Dendi are mainly gathered in the northwest side of Benin, between Parakou and Natitingou. They are believed to have migrated from the ancient Mali Empire and eventually moved into Benin.
The Fulani (or Pulah) are present throughout northern Benin as a whole. They are most seen during the dry season as they move their livestock in search of water.
The last group in the North is the group of Bètamaribè or "Somba" which are concentrated in the Atacora Mountains in north-west of Benin. This group is particularly known for its unique architectural style, the "tata somba" looking like small castles.
Spiritual values and religious practice are granted great importance in Benin; whether traditional or modern, religious beliefs are an important part of everyday life. Benin is known to be the cradle of voodoo and over 80% of Benin's population follows this religion that some also call traditional Animism.
In addition to Animism, modern religions such as Christianity (Catholic, Protestant, and Evangelist) and Islam have a growing presence in Benin.
Most visitors to Benin begin their journey with the southern part which includes 3 large provinces along the coast: the "Mono" which shares borders with Togo, the "Littoral" located in the central side and the "Ouémé" bordered in the east by Nigeria.
The “Littoral” province is made up of Cotonou, the largest city in Benin (over one million and half inhabitants) and also the site of the main airport in the country. In Cotonou, tourists enjoy shopping in large commercial centers, having fun in the various cultural centers, trying the wide range of dishes, and involving in other show opportunities. In the neighboring province of « Atlantique », a one-day trip from Cotonou is possible; you can visit the lake city of Ganvié with its traditional thatch-roofed houses built on stilts. You can have a trip to Ouidah, as wel, the former slavery station and also the heartland of Voodoo in Benin. The Mono region includes, among others attractions, one of the most wonderful beaches in Benin.
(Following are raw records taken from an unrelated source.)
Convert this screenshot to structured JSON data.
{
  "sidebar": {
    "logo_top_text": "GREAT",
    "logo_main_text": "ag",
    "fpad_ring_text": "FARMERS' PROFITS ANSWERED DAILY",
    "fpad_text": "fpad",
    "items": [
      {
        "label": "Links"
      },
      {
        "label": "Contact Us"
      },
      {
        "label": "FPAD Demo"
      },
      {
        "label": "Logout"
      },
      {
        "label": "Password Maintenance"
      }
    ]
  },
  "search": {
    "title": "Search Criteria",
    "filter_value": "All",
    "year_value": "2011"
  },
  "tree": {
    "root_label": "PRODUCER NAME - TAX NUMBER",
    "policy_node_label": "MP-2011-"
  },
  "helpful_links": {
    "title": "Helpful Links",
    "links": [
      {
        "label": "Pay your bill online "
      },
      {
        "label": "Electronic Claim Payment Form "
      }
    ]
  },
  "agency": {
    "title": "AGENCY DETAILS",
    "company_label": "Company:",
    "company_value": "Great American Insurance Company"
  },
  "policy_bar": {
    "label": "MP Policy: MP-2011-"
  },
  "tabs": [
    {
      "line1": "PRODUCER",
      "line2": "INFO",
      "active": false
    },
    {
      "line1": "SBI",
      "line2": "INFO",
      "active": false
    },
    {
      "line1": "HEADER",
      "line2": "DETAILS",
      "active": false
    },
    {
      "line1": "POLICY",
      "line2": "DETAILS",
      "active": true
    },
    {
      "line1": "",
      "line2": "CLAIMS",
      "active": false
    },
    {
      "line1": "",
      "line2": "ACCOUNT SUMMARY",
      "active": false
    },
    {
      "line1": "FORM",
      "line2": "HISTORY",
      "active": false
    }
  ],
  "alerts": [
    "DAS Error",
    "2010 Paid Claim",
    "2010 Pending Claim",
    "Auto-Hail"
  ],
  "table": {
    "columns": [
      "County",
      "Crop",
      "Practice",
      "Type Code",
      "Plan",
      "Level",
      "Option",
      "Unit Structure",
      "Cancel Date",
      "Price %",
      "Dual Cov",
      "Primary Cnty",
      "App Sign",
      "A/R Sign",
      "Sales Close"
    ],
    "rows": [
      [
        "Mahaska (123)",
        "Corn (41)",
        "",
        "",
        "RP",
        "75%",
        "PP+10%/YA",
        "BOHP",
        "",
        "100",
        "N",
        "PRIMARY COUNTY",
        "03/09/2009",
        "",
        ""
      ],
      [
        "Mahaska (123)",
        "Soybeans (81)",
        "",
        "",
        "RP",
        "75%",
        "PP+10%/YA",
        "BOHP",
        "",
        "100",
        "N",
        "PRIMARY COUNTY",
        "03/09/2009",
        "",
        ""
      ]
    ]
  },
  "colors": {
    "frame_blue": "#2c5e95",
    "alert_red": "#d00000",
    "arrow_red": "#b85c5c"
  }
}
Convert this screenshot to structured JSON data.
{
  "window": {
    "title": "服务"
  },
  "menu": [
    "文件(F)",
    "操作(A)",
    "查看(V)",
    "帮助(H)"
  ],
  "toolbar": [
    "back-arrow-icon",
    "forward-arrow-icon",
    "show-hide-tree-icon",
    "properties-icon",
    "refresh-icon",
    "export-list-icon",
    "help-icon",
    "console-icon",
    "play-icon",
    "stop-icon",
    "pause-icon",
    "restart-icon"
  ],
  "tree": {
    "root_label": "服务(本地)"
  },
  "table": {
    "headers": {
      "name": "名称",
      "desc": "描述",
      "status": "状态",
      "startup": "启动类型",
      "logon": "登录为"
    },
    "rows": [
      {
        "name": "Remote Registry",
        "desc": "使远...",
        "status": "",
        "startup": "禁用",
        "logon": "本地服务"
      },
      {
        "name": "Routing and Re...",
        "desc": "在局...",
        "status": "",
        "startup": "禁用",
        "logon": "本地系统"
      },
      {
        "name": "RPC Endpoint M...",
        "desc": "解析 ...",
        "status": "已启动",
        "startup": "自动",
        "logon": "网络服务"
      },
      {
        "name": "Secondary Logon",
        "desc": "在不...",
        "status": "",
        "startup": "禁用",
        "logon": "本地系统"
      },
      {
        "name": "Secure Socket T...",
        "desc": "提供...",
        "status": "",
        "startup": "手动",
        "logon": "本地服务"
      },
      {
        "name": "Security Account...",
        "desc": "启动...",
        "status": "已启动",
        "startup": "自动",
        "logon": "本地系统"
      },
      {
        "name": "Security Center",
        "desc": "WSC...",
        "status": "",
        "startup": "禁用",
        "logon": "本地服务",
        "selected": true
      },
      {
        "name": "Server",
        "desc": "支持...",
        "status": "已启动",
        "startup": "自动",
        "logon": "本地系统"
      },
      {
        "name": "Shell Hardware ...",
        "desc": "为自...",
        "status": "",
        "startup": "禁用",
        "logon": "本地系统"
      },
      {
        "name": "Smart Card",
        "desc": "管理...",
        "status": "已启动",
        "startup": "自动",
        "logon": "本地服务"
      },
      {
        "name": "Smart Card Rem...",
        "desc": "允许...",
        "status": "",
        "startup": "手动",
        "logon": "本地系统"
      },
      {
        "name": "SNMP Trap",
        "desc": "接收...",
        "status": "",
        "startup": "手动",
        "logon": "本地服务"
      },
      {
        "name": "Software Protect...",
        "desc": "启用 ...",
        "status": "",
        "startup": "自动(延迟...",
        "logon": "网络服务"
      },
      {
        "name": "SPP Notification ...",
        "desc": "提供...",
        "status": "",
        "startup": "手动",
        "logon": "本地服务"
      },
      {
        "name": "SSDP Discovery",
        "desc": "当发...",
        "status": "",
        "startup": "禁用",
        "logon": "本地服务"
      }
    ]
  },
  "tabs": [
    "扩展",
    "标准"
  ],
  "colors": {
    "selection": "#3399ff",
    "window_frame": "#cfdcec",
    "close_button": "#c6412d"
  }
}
The province of Ouémé hosts Porto-Novo, the Benin capital city.
The “Zou-Collines” region makes up the central part of the country. The most renowned city in the area is Abomey, site of the former Fon Kingdom of Danhomè, and one of the most popular tourist destinations in Benin. Beyond the Zou-Collines region, you are welcome to the northern Benin consistent of 4 major provinces, namely Atacora and Donga in the north-west part bordering Togo and Burkina-Faso, and Borgou and Alibori located in the north-east side sharing borders with Niger and Nigeria.
Atacora is the den for numerous natural appeals such as Pendjari National Park, Atacora mountains range and Tanongou waterfalls; it also comprises welcoming cities like Djougou and Natitingou. The “Alibori” region partly shares the Park “W” with Niger and Burkina-Faso. Among other noteworthy locations in Borgou and Alibori you can visit the cities of Parakou and Nikki.
These Benin regions are worth visiting mainly for their nice peoples.
The « Somba » live essentially in Atacora are famous for their unique housing architecture, best known as the « Tatas Somba ». They keep living according to their traditional life style you hardly can find elsewhere in Benin. Trying a trip to this region is highly rewarding.
The Borgou region is dominated by the Bariba ethnicity. Formerly migrant populations, the Bariba built a strong kingdom with Nikki as main city. Each year the bariba traditional culture is value through the GAnni celebration which is an opportunity for tourists to meet with the King of Nikki, the supreme moral dignitary in the Bariba community.
As for the Fulani, they are most present in the Borgou region. They are mainly itinerant stockbreeders travelling throughout West Africa. Fulani women are rather special with their colorful clothing and jewels.
Other information sources about tourism in Benin